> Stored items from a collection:
· · · · · · ·
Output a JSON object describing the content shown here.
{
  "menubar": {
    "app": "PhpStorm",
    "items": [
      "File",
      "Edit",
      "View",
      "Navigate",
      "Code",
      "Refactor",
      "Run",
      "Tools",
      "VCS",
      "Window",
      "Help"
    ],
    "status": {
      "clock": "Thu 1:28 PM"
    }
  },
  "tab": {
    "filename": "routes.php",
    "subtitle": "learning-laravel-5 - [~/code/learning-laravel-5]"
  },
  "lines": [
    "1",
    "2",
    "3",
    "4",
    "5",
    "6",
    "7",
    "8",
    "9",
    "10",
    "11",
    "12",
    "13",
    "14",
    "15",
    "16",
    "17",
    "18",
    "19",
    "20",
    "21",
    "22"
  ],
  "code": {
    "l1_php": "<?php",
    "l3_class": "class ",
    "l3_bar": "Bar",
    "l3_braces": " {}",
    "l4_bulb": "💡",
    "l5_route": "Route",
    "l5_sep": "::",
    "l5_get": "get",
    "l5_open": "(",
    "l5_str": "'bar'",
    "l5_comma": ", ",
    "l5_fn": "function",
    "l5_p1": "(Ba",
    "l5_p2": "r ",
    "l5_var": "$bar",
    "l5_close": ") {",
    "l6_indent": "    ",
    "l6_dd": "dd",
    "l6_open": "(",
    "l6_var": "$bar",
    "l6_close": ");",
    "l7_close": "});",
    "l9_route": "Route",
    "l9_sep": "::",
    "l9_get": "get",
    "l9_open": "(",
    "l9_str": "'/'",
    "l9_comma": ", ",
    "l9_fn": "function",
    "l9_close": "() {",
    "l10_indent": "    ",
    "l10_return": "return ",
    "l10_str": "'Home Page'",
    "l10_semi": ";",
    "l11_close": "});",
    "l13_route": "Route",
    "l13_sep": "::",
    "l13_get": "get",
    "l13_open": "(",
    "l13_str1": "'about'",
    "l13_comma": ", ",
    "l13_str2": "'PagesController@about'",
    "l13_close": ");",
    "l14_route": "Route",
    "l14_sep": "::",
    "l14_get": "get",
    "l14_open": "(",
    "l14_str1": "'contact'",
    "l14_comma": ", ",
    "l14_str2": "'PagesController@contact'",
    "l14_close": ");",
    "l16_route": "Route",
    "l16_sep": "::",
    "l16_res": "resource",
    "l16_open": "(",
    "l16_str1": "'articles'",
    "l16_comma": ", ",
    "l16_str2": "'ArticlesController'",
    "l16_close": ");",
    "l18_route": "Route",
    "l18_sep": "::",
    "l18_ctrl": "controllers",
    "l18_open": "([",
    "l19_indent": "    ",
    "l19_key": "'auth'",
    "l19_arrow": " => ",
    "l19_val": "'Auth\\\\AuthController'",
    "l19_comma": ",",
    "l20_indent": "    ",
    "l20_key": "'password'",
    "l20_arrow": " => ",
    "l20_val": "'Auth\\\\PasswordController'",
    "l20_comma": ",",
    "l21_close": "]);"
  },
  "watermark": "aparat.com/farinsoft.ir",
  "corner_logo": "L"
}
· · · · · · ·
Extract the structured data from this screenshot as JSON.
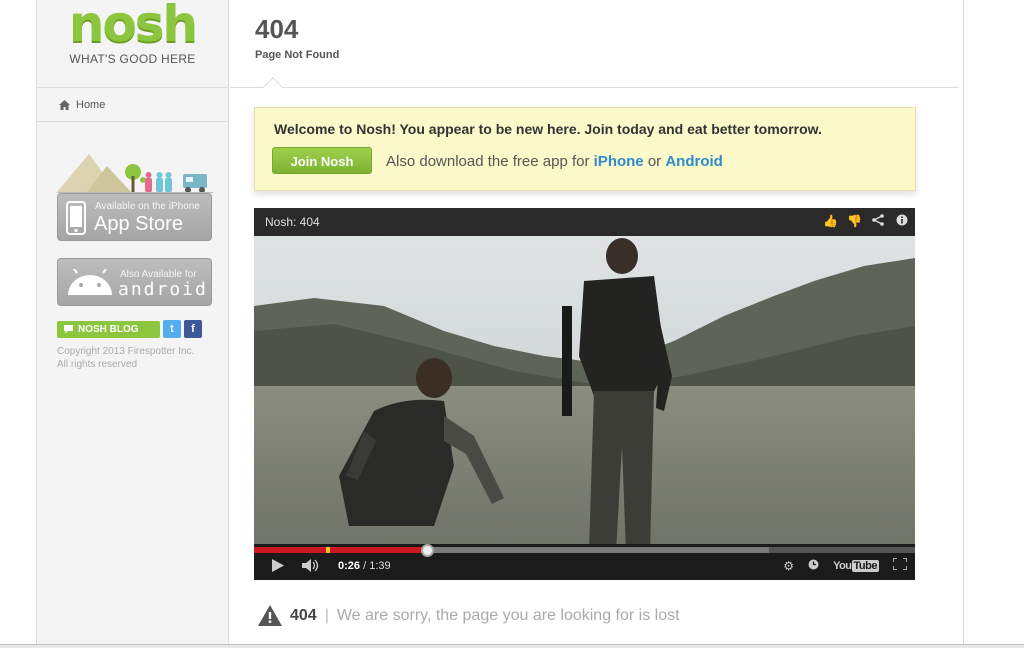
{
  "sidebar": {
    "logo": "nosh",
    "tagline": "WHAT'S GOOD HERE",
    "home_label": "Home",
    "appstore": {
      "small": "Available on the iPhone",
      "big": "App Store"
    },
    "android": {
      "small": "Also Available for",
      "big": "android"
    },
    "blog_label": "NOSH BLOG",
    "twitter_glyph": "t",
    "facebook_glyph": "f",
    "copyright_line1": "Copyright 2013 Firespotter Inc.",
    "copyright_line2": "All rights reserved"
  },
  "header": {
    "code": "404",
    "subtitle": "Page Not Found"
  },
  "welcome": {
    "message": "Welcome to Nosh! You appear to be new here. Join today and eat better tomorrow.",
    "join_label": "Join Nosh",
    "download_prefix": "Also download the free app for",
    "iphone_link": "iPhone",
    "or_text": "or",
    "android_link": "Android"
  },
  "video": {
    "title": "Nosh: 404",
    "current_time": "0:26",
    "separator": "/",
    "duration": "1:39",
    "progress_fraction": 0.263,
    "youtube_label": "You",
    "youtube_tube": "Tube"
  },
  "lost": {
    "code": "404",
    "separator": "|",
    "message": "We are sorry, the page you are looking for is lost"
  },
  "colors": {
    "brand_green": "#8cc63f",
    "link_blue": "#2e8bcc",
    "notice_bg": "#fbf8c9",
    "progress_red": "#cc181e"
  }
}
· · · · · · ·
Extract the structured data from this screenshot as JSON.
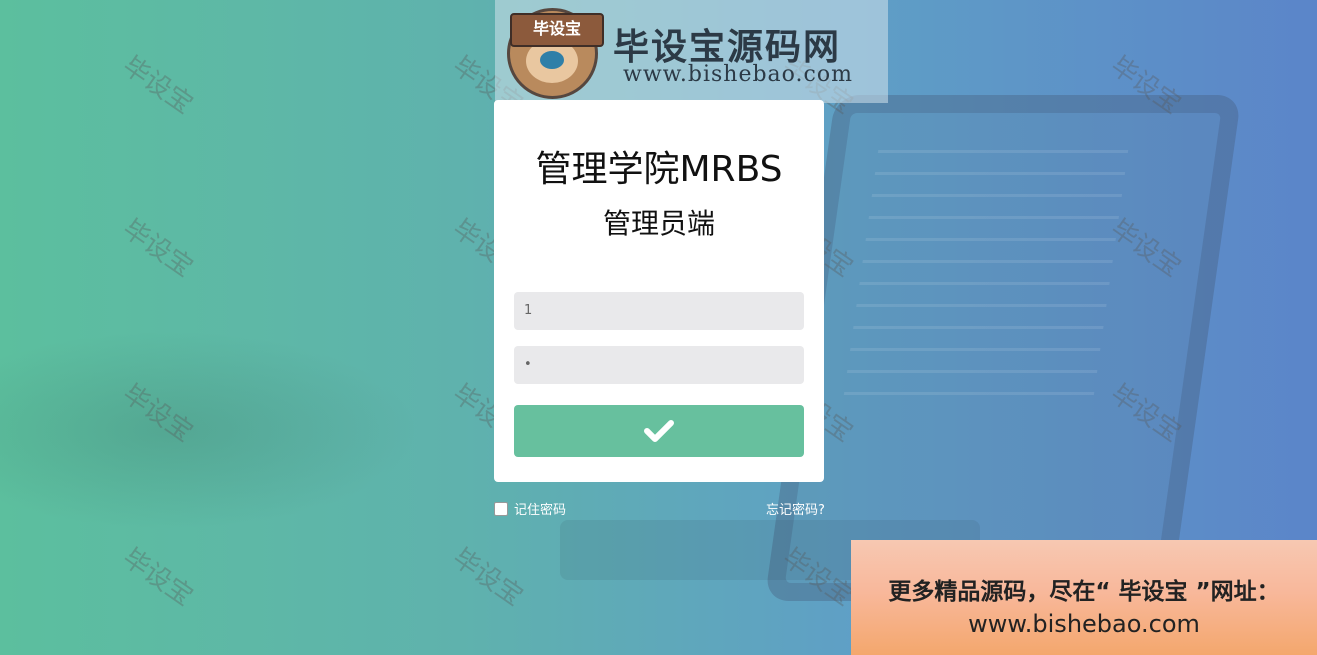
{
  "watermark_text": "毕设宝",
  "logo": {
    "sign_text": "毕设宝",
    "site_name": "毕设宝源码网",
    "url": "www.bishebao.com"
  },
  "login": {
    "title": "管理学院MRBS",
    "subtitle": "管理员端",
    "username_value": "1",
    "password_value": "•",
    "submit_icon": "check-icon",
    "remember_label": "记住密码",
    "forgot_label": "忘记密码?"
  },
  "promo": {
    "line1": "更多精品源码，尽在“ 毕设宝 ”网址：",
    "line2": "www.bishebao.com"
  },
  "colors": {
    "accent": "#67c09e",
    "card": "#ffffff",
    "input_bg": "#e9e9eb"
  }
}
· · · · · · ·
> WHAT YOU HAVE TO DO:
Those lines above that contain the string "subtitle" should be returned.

> ANSWER BELOW:
    "subtitle": "learning-laravel-5 - [~/code/learning-laravel-5]"
    "subtitle": "Page Not Found"
    "subtitle": "管理员端",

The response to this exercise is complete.